- By Park MacDougaldPark Macdougald is an editorial researcher at Foreign Policy.
Politicians are used to being targets. Hostile media, political rivals, and would-be assassins all figure in the daily threat assessments for public figures. But Australian Prime Minister Julia Gillard has recently been battling a menace of a distinctly more carb-heavy variety.
On Thursday, May 30, Gillard (who readers may recognize from this epic rant about sexism in society) was targeted for the second time this month by a sandwich while visiting a high school. Reports vary as to the accuracy of the throw — the National Times claims the sandwich hit her arm, while Al Jazeera reports that it "narrowly missed" the prime minister – – but video evidence appears to show a narrow hit:
All sources identify the sandwich as consisting of white bread, salami, and a "butter-like spread."
This incident follows a high school sandwich-throwing on May 8, when the Australian leader was targeted by a 16-year-old student armed with Vegemite.
Gillard, from the center-left Labor Party, is visiting schools to promote her education-reform agenda, which proposes increasing funding for secondary education at the expense of tertiary education. The program, called the National Education Reform Agreement, is deeply unpopular among Gillard’s political opponents.

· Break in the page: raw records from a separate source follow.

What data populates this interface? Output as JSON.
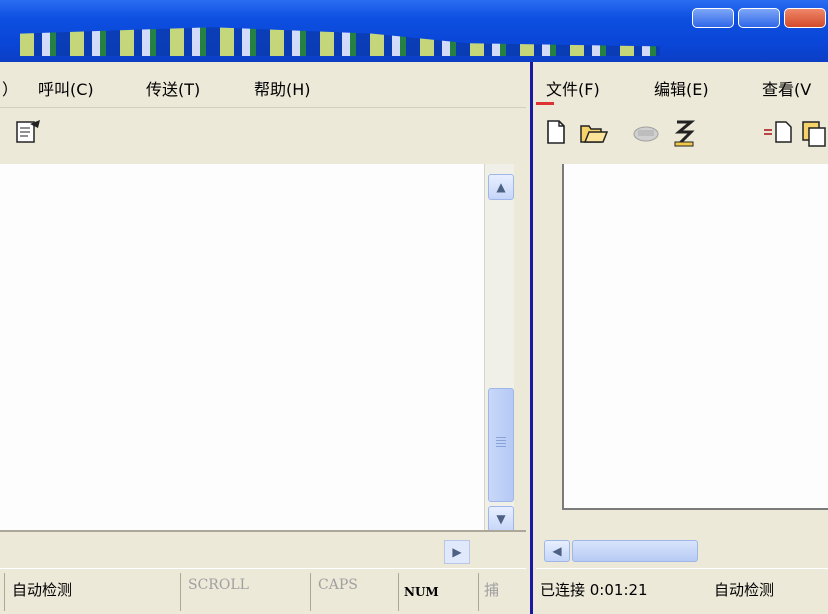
{
  "left": {
    "menu": [
      "）",
      "呼叫(C)",
      "传送(T)",
      "帮助(H)"
    ],
    "status": {
      "detect": "自动检测",
      "scroll": "SCROLL",
      "caps": "CAPS",
      "num": "NUM",
      "capture": "捕"
    }
  },
  "right": {
    "menu": [
      "文件(F)",
      "编辑(E)",
      "查看(V"
    ],
    "status": {
      "connected": "已连接 0:01:21",
      "detect": "自动检测"
    }
  },
  "icons": {
    "left_toolbar": [
      "properties-icon"
    ],
    "right_toolbar": [
      "new-icon",
      "open-icon",
      "disconnect-icon",
      "send-icon",
      "properties-icon",
      "copy-icon"
    ]
  }
}
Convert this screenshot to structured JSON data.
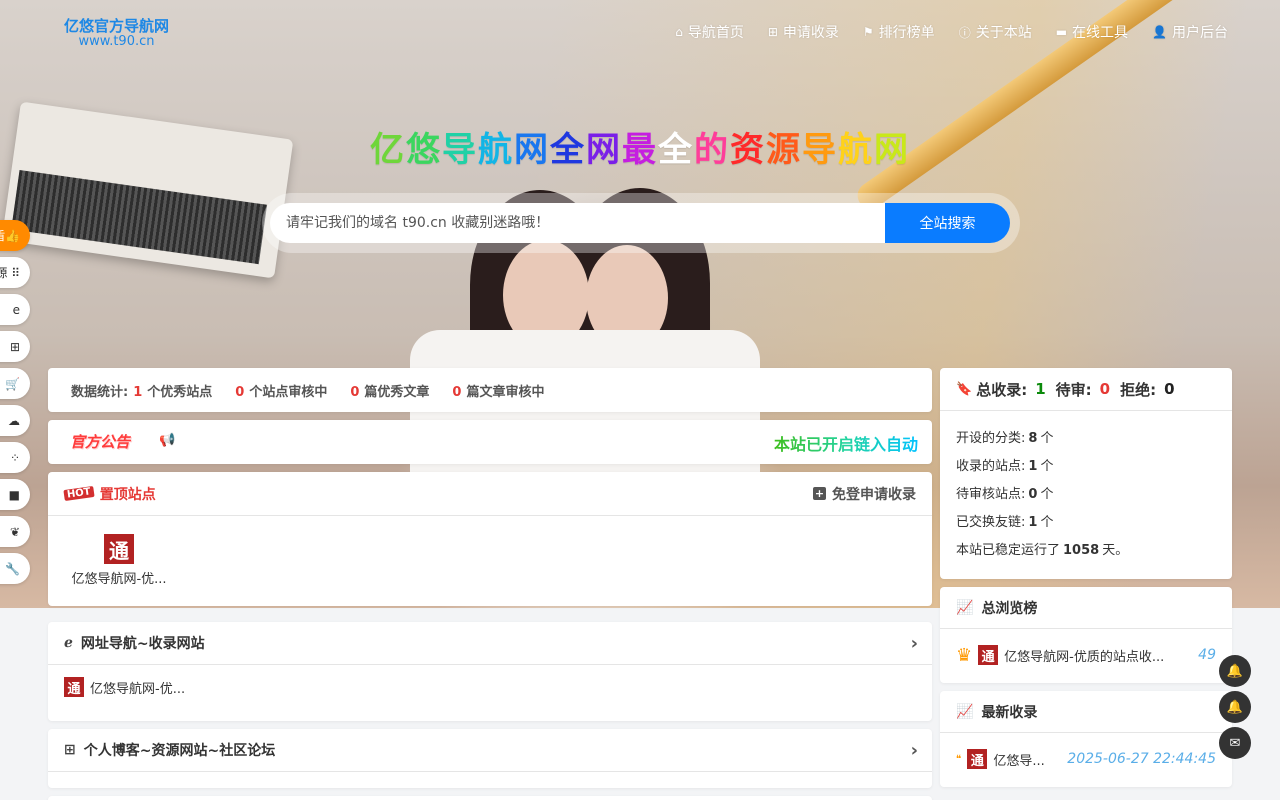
{
  "header": {
    "logo_title": "亿悠官方导航网",
    "logo_url": "www.t90.cn",
    "nav": [
      {
        "icon": "home-icon",
        "glyph": "⌂",
        "label": "导航首页"
      },
      {
        "icon": "plus-square-icon",
        "glyph": "⊞",
        "label": "申请收录"
      },
      {
        "icon": "flag-icon",
        "glyph": "⚑",
        "label": "排行榜单"
      },
      {
        "icon": "info-icon",
        "glyph": "ⓘ",
        "label": "关于本站"
      },
      {
        "icon": "folder-icon",
        "glyph": "▬",
        "label": "在线工具"
      },
      {
        "icon": "user-icon",
        "glyph": "👤",
        "label": "用户后台"
      }
    ]
  },
  "hero": {
    "slogan_chars": [
      "亿",
      "悠",
      "导",
      "航",
      "网",
      "全",
      "网",
      "最",
      "全",
      "的",
      "资",
      "源",
      "导",
      "航",
      "网"
    ],
    "slogan_colors": [
      "#6fd63a",
      "#3bd65f",
      "#20d1a6",
      "#12b5e6",
      "#1a77ef",
      "#1f38e0",
      "#7a1fe8",
      "#c51fe0",
      "#ffffff",
      "#ff3d9a",
      "#ff2a2a",
      "#ff5a1a",
      "#ff9a10",
      "#ffd21a",
      "#c9e81a"
    ],
    "search_placeholder": "请牢记我们的域名 t90.cn 收藏别迷路哦！",
    "search_button": "全站搜索"
  },
  "left_bar": {
    "items": [
      {
        "icon": "thumbs-up-icon",
        "glyph": "盾👍"
      },
      {
        "icon": "grid-icon",
        "glyph": "源 ⠿"
      },
      {
        "icon": "ie-icon",
        "glyph": "e"
      },
      {
        "icon": "windows-icon",
        "glyph": "⊞"
      },
      {
        "icon": "cart-icon",
        "glyph": "🛒"
      },
      {
        "icon": "cloud-icon",
        "glyph": "☁"
      },
      {
        "icon": "spinner-icon",
        "glyph": "⁘"
      },
      {
        "icon": "video-icon",
        "glyph": "■"
      },
      {
        "icon": "leaf-icon",
        "glyph": "❦"
      },
      {
        "icon": "wrench-icon",
        "glyph": "🔧"
      }
    ]
  },
  "stats": {
    "label": "数据统计:",
    "items": [
      {
        "num": "1",
        "text": "个优秀站点"
      },
      {
        "num": "0",
        "text": "个站点审核中"
      },
      {
        "num": "0",
        "text": "篇优秀文章"
      },
      {
        "num": "0",
        "text": "篇文章审核中"
      }
    ]
  },
  "notice": {
    "label": "官方公告",
    "marquee": "本站已开启链入自动"
  },
  "pinned": {
    "badge": "HOT",
    "title": "置顶站点",
    "action": "免登申请收录",
    "site_icon": "通",
    "site_name": "亿悠导航网-优..."
  },
  "sections": [
    {
      "icon": "ie-icon",
      "title": "网址导航~收录网站",
      "items": [
        {
          "icon": "通",
          "name": "亿悠导航网-优..."
        }
      ]
    },
    {
      "icon": "windows-icon",
      "title": "个人博客~资源网站~社区论坛",
      "items": []
    }
  ],
  "total": {
    "label": "总收录:",
    "total": "1",
    "pending_label": "待审:",
    "pending": "0",
    "reject_label": "拒绝:",
    "reject": "0",
    "lines": [
      {
        "pre": "开设的分类:",
        "val": "8",
        "post": "个"
      },
      {
        "pre": "收录的站点:",
        "val": "1",
        "post": "个"
      },
      {
        "pre": "待审核站点:",
        "val": "0",
        "post": "个"
      },
      {
        "pre": "已交换友链:",
        "val": "1",
        "post": "个"
      },
      {
        "pre": "本站已稳定运行了",
        "val": "1058",
        "post": "天。"
      }
    ]
  },
  "rank": {
    "title": "总浏览榜",
    "row_icon": "通",
    "row_name": "亿悠导航网-优质的站点收...",
    "row_value": "49"
  },
  "latest": {
    "title": "最新收录",
    "row_icon": "通",
    "row_name": "亿悠导...",
    "row_time": "2025-06-27 22:44:45"
  },
  "colors": {
    "accent": "#0a7cff",
    "red": "#e53935",
    "green": "#0b8a0b",
    "orange": "#ff8a00"
  }
}
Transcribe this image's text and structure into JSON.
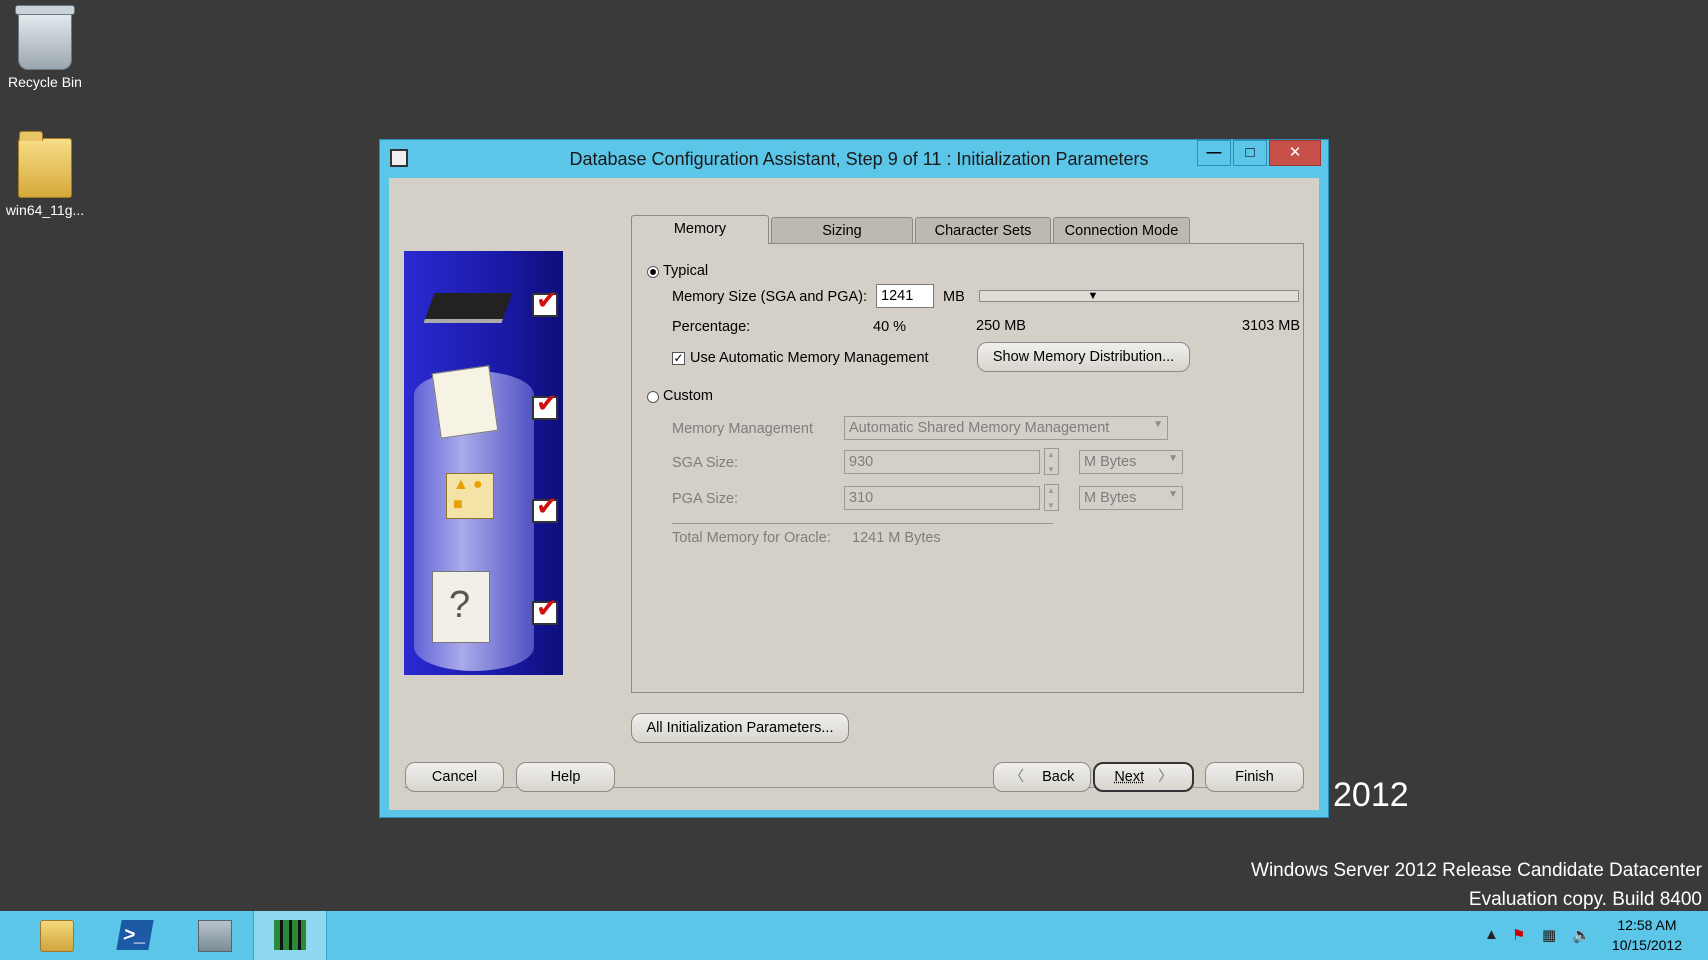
{
  "desktop": {
    "icons": [
      {
        "label": "Recycle Bin",
        "icon": "recycle-bin-icon"
      },
      {
        "label": "win64_11g...",
        "icon": "folder-icon"
      }
    ],
    "brand_year": "2012",
    "build_line1": "Windows Server 2012 Release Candidate Datacenter",
    "build_line2": "Evaluation copy. Build 8400"
  },
  "window": {
    "title": "Database Configuration Assistant, Step 9 of 11 : Initialization Parameters",
    "controls": {
      "minimize": "—",
      "maximize": "□",
      "close": "✕"
    }
  },
  "tabs": [
    {
      "label": "Memory",
      "active": true
    },
    {
      "label": "Sizing",
      "active": false
    },
    {
      "label": "Character Sets",
      "active": false
    },
    {
      "label": "Connection Mode",
      "active": false
    }
  ],
  "memory": {
    "typical_label": "Typical",
    "typical_selected": true,
    "memory_size_label": "Memory Size (SGA and PGA):",
    "memory_size_value": "1241",
    "memory_size_unit": "MB",
    "percentage_label": "Percentage:",
    "percentage_value": "40 %",
    "slider_min": "250 MB",
    "slider_max": "3103 MB",
    "slider_fraction": 0.348,
    "amm_label": "Use Automatic Memory Management",
    "amm_checked": true,
    "show_distribution_button": "Show Memory Distribution...",
    "custom_label": "Custom",
    "custom_selected": false,
    "memory_management_label": "Memory Management",
    "memory_management_value": "Automatic Shared Memory Management",
    "sga_label": "SGA Size:",
    "sga_value": "930",
    "sga_unit": "M Bytes",
    "pga_label": "PGA Size:",
    "pga_value": "310",
    "pga_unit": "M Bytes",
    "total_label": "Total Memory for Oracle:",
    "total_value": "1241 M Bytes"
  },
  "buttons": {
    "all_params": "All Initialization Parameters...",
    "cancel": "Cancel",
    "help": "Help",
    "back": "Back",
    "next": "Next",
    "finish": "Finish"
  },
  "taskbar": {
    "items": [
      {
        "icon": "file-explorer-icon"
      },
      {
        "icon": "powershell-icon"
      },
      {
        "icon": "server-manager-icon"
      },
      {
        "icon": "dbca-icon",
        "active": true
      }
    ],
    "clock_time": "12:58 AM",
    "clock_date": "10/15/2012"
  },
  "colors": {
    "desktop": "#3a3a3a",
    "window_frame": "#5bc6e8",
    "close_button": "#c7504a",
    "dialog_bg": "#d4d0c8"
  }
}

So were the attacks politically motivated? Food-throwing has been used as a form of political protest before, most notably in Greece, where yogurt-throwing is something of a national sport. Are sandwiches a weapon of the weak for Australia’s disaffected high schoolers? Alas, it seems as though we may never know. At press time, no culprit had been identified in today’s incident, and the alleged perpetrator of the May 8 attack continues to maintain his innocence.
The motive, however, is not the only mystery. Among other pressing questions, one stands out: Who eats salami with butter?
Joshua Keating is associate editor at Foreign Policy and the editor of the Passport blog. He has worked as a researcher, editorial assistant, and deputy Web editor since joining the FP staff in 2007. In addition to being featured in Foreign Policy, his writing has been published by the Washington Post, Newsweek International, Radio Prague, the Center for Defense Information, and Romania's Adevarul newspaper. He has appeared as a commentator on CNN International, C-Span, ABC News, Al Jazeera, NPR, BBC radio, and others. A native of Brooklyn, New York, he studied comparative politics at Oberlin College.| Passport |